So I told you guys that an incredibly generous sales rep at Penguin Random House sent me a bunch of ARCs of juvenile and teen lit to use in conjunction with the book clubs I’m starting. To help their promotion I’ll be reviewing the titles here, and so far it looks like it’ll be pretty easy because Don’t Fail Me Now, by Una LaMarche, was REALLY good.
It’s told in the first person present tense POV of Michelle Devereaux, a seventeen-year-old high school student with a mom that just got put in jail again (for drug use), two younger siblings she’s pretty much solely responsible for looking out for, and a dead-beat dad who left their family ten years ago. Michelle is a champion: she single-handedly protects Denny and Cass, her siblings, keeps them fed, safe, and in school, and does so while keeping up her own grades so that she can get somewhere better. Her mother is a druggie, in and out of prison, and the only other family they have is their Aunt Sam who tries to extort rent from Michelle to keep the kids out of the foster system.
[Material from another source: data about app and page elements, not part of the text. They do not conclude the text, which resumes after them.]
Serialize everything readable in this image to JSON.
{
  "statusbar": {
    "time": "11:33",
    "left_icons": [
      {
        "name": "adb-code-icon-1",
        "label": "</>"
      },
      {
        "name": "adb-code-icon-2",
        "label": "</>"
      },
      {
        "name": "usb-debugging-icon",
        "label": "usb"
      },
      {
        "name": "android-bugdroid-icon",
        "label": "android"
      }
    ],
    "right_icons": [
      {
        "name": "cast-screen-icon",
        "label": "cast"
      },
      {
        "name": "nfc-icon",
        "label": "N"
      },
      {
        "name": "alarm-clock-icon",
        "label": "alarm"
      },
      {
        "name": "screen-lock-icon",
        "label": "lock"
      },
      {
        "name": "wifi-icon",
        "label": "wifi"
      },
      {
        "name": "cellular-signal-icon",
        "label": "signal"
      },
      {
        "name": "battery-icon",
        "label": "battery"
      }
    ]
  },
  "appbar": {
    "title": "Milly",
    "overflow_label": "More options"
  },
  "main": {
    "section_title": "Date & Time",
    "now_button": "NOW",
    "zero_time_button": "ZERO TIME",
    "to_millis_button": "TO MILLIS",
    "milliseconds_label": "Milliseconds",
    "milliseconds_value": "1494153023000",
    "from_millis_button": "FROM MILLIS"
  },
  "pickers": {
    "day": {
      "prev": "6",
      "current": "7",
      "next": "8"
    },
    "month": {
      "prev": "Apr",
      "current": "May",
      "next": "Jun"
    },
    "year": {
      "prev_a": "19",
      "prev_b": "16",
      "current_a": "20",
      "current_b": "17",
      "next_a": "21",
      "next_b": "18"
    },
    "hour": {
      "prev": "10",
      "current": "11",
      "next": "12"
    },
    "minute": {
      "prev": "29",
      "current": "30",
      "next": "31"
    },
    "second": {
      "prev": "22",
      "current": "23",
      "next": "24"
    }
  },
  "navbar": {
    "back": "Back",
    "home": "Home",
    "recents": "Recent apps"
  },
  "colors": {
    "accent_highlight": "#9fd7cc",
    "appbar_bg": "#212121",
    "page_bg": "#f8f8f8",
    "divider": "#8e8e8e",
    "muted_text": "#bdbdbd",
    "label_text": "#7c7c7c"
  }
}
The story really begins when a boy named Tim finds Michelle at work, tells her that his step-sister Leah is her half-sister (the half-sister their father left Michelle’s mom for, before leaving Leah as well) and that Buck (their father) reached out to them because he’s dying and has a family heirloom for the girls. Michelle sees this as the potential “Hail Mary” they need for some extra cash, and immediately launches a family road trip (Leah and Tim in tow) to find Buck in his hospice in California. What follows is a road trip fraught with tension: ducking Child Protective Services and the cops, foraging for supplies, tension between our protagonists, and ultimately, the forging of a new kind of family that defies definition but is stronger than what could be called “normal.”
LaMarche’s story is rough and full of heartache, and it should be. It was pretty much the ultimate in “check your privilege” literature; every time I caught myself thinking that the struggles Michelle and her siblings faced were exaggerated or unrealistic, I had to pause and remember that people do deal with these kind of issues. LaMarche creates a harsh and starkly realistic world for these children, but cushions it with an ultimately hopeful ending for the Devereaux family – an ending I needed after all the heartache I went through with these kids.
If it has a weakness it is that the ending wraps up a little TOO neatly – I felt like there were emotional jumps that happen way too quickly, and certain emotional plots get tied up too perfectly given the timeline of the novel. However, as I said, after the struggles the characters go through during the novel, I find it hard to begrudge them their tentatively happy ending.
This is a great book to discuss themes like family, race, racial privilege, classism, bullying…there’s a lot to mine here (I’m discussing it with a teen book club in a few weeks so I read it with potential discussion in mind). It’s also a great way to talk to teens about what they see in their own futures. I definitely recommend it.